One of the most exciting experiences that a Minneapolis resident can have in the world of real estate is building his own brand new home. Reviewing blueprints and interviewing builders can be nerve-wracking and fun -- seeing those two dimensional plans become a true brick and mortar representation of one's dream home is quite a fulfilling experience. A well-built home can serve a family for generations and will last for decades into the future.
However, sometimes in the process of building a new residential structure problems arise. Those problems can be based on material deficiencies, design errors or simple human mistakes. All of these issues can be grouped together into the category of construction defects.

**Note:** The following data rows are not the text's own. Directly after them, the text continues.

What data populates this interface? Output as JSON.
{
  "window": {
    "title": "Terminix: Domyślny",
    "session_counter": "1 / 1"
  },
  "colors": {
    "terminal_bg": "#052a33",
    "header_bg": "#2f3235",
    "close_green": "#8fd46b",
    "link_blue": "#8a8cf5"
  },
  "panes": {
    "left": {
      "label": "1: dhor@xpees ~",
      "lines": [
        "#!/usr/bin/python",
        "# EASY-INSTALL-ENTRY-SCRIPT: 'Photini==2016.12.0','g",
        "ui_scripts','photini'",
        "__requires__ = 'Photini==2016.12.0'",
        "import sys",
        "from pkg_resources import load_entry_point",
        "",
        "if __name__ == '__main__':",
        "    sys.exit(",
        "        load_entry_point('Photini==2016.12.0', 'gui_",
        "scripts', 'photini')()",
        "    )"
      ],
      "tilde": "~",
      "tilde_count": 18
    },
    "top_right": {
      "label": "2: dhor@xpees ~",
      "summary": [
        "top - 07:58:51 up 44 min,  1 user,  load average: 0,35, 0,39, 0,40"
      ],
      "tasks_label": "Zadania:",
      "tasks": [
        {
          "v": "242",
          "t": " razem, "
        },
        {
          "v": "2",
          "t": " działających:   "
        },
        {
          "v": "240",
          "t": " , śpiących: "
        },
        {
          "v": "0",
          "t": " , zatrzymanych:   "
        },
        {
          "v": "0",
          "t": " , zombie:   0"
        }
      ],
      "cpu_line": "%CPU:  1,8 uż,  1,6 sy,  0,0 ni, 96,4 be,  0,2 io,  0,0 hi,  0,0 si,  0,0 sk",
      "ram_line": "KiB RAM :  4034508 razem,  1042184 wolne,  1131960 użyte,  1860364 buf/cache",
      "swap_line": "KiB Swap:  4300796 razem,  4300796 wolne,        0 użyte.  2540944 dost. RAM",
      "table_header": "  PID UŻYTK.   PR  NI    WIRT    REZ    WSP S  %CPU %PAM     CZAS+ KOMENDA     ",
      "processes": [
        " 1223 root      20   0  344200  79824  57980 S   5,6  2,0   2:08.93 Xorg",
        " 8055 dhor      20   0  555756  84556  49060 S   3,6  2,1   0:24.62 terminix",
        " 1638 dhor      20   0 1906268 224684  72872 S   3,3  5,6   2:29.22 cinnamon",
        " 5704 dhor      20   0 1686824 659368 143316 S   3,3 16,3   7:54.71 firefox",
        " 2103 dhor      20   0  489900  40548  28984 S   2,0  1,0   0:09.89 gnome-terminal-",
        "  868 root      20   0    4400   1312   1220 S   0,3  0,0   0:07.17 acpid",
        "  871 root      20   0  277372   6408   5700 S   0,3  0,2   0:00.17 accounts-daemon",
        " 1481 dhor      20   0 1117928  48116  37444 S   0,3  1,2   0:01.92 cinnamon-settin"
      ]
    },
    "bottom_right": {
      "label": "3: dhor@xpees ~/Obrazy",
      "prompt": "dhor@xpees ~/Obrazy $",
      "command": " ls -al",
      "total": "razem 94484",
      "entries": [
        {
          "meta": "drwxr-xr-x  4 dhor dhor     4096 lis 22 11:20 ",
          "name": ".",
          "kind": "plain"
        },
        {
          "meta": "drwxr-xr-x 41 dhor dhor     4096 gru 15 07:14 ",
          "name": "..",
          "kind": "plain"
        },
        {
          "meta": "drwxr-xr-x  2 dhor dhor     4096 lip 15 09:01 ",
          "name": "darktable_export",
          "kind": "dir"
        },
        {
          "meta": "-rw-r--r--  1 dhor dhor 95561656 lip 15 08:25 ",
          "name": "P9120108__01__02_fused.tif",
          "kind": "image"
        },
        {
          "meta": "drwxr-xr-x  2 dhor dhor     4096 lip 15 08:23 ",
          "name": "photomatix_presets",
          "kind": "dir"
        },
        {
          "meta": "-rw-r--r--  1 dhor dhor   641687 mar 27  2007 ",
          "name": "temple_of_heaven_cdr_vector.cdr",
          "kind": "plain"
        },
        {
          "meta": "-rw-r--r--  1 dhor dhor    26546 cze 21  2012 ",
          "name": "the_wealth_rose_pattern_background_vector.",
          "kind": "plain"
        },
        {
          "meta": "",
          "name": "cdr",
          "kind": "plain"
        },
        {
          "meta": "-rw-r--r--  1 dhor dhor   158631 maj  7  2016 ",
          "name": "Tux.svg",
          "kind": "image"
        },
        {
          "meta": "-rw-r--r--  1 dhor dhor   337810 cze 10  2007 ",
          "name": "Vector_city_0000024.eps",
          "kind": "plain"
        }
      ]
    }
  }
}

Construction defects can result when builders fail to do their work up to professional standards or when any part of the building project -- design, planning, construction or inspection -- is flawed. They can be minor issues or major problems that require time and money to remedy. The following paragraph mentions just a few of the most common construction defects that homes often contain.
Problems with a home's foundation or masonry can jeopardize an entire building structure and can cost a lot of money to repair. Building on unstable soil can create construction defects in a project, as can failing to seal a home from water intrusion. Mechanical and electrical mistakes can cause frustrating setbacks to a construction project, and the use of bad or the wrong building materials can result in a homeowner lodging construction defect claims.
Construction defects that are significant are often classified as material, and building professionals can help individuals who suspect defects in their homes with identifying possible problems. Once a defect is detected, a real estate attorney can help a homeowner evaluate his claims to see if they might be appropriate for litigation. Construction-based litigation can help homeowners recoup losses they experience when contractors and builders make mistakes on their projects.